"The [more comprehensive] the ancestry, the better the polygenic risk scoring," Cohen explained. "That is one of the limiting factors for getting polygenic risk scoring into the mainstream healthcare system," at least in the US, where the population is far more diverse than in many other wealthy countries.

For example, SelfDecode can combine a basic polygenic risk score for atherosclerosis with additional metrics such as LDL cholesterol and weight, according to Cohen, who further noted that this "could significantly increase the predictive power of whether somebody's going to get a disease or not."

The company uses deep learning, Bayesian machine learning, and hyperdimensional computing methods to analyze DNA, environmental factors, and medical lab results uploaded by users to produce wellness reports and personalized health recommendations to help customers build action plans. SelfDecode augments its genetic testing and analysis with lifestyle questionnaires to refine risk predictions and offer more personalized health recommendations.

Most of SelfDecode's work since the 2021 fundraise has been in building its core informatics technology, including a consumer-facing analytics engine as well as an application programming interface for businesses. However, the firm has also expanded its R&D team and begun partnering with dietary supplement companies, health app developers, and independent practitioners with the aim of reducing healthcare costs via disease prevention and providing clinical decision support systems to medical providers.

In the B2B market, SelfDecode offers its genomics pipeline, including the ancestry-adjusted polygenic risk scoring, for developers of digital health apps, who pay a fee of about $10,000 to connect to the API.

SelfDecode continues to offer genotyping services through a partnership with Eurofins Genomics, and various blood-based health and wellness panels through a partnership with Quest Diagnostics. The genotyping partnership with Eurofins uses microarrays as opposed to whole-exome sequencing. Cohen said that a $100 microarray-based genotype that larger players such as Ancestry and 23andMe sell is actually better for variant imputation than a $500 exome sequence.

He noted, however, that exome sequencing has a place when looking for variants indicative of specific diseases, but is less useful for developing polygenic risk scores. Whole-genome sequencing, according to Cohen, "is still too expensive for the regular consumer to get."

However, anyone can upload a whole genome or exome to the SelfDecode platform for personalized analysis, including DNA analysis, on a per-use or subscription basis. Users can upload VCF files from multiple sources, though SelfDecode currently only accepts whole-genome sequencing files from Dante Labs and Nebula Genomics.

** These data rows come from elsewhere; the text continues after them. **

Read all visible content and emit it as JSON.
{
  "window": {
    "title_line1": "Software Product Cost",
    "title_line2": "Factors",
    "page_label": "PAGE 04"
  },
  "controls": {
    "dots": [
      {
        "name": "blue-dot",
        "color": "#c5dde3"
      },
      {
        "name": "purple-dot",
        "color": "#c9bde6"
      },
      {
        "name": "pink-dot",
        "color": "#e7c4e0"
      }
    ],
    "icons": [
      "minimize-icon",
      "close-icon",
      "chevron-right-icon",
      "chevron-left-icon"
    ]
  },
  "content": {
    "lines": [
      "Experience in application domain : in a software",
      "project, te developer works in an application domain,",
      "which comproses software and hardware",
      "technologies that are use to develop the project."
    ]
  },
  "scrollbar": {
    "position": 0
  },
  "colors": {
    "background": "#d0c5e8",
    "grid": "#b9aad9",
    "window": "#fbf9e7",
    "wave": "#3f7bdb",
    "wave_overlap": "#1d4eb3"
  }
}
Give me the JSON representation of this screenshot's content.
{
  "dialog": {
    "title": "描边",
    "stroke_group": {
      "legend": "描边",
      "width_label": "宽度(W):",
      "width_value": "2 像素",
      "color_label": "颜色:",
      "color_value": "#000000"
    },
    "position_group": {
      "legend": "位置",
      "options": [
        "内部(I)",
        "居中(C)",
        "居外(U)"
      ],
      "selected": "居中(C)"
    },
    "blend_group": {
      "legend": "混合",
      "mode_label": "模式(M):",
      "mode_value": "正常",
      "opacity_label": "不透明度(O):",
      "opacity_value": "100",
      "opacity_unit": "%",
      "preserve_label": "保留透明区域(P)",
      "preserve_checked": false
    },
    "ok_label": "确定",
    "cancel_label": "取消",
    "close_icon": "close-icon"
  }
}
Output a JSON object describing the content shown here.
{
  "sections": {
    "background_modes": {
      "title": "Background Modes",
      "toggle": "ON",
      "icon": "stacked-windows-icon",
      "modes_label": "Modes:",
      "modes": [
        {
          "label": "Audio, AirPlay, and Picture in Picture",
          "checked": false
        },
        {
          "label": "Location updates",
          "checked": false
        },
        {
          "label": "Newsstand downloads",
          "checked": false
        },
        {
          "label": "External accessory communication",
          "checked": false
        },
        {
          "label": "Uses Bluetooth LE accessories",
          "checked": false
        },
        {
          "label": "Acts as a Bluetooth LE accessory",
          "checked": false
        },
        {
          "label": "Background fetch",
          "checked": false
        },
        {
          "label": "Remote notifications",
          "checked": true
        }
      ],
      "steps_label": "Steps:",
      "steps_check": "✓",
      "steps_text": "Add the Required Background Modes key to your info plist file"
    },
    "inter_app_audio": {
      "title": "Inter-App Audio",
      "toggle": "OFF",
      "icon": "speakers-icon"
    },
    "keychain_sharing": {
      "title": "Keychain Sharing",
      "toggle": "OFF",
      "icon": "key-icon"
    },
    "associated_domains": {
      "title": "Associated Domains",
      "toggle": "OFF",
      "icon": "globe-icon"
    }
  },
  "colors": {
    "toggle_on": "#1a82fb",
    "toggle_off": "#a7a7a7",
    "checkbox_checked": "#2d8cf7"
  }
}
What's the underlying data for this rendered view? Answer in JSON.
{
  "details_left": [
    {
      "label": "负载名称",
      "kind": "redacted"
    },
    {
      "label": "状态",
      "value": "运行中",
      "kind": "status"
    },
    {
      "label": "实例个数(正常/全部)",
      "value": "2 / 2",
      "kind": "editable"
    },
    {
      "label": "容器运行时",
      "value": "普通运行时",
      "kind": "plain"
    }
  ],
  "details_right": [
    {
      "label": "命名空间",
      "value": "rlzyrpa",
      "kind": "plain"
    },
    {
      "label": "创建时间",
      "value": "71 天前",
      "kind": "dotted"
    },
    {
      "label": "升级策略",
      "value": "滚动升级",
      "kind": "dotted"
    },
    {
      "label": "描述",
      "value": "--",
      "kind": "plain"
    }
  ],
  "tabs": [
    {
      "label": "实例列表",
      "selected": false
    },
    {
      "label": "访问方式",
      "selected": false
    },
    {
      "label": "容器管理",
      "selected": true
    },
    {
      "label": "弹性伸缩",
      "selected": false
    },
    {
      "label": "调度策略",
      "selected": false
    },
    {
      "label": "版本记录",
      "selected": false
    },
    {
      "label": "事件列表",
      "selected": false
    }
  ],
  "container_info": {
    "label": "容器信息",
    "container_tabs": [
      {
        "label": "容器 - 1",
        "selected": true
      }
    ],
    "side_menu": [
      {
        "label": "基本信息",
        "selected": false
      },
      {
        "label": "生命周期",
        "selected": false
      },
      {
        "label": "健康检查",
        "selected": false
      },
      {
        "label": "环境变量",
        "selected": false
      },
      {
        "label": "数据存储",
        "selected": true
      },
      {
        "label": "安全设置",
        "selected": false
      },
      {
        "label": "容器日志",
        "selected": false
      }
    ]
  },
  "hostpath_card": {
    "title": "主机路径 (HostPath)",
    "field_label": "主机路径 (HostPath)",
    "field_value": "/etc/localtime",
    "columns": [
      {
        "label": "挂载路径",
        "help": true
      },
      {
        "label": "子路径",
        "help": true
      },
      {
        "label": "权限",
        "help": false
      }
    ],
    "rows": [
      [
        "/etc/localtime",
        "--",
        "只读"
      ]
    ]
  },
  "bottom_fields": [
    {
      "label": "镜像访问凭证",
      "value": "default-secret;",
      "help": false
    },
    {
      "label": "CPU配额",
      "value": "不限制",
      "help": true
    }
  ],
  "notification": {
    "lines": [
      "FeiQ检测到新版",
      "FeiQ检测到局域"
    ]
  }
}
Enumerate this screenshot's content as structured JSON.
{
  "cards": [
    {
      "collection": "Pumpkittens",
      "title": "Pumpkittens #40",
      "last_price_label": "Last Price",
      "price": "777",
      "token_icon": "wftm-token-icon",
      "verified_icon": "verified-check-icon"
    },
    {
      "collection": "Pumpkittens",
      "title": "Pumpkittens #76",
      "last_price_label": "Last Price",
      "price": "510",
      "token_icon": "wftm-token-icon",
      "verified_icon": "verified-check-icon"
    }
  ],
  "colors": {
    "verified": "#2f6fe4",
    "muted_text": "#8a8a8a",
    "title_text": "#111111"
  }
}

Cohen said that the firm has signed about 30 commercial contracts in the last year and a half, but added that the B2B offering is still a work in progress because partners have to build, refine, and market their apps before SelfDecode sees revenue. "We found that there's a long lead time for that," Cohen said.

For now, nearly all of the company's B2B sales are outside the US, particularly in Europe, Latin America, and Southeast Asia, according to Kenney.

Future partnerships might be with pharmaceutical companies to help them with target discovery and with predicting whether patients are more or less likely to feel side effects from various drug classes, according to Cohen.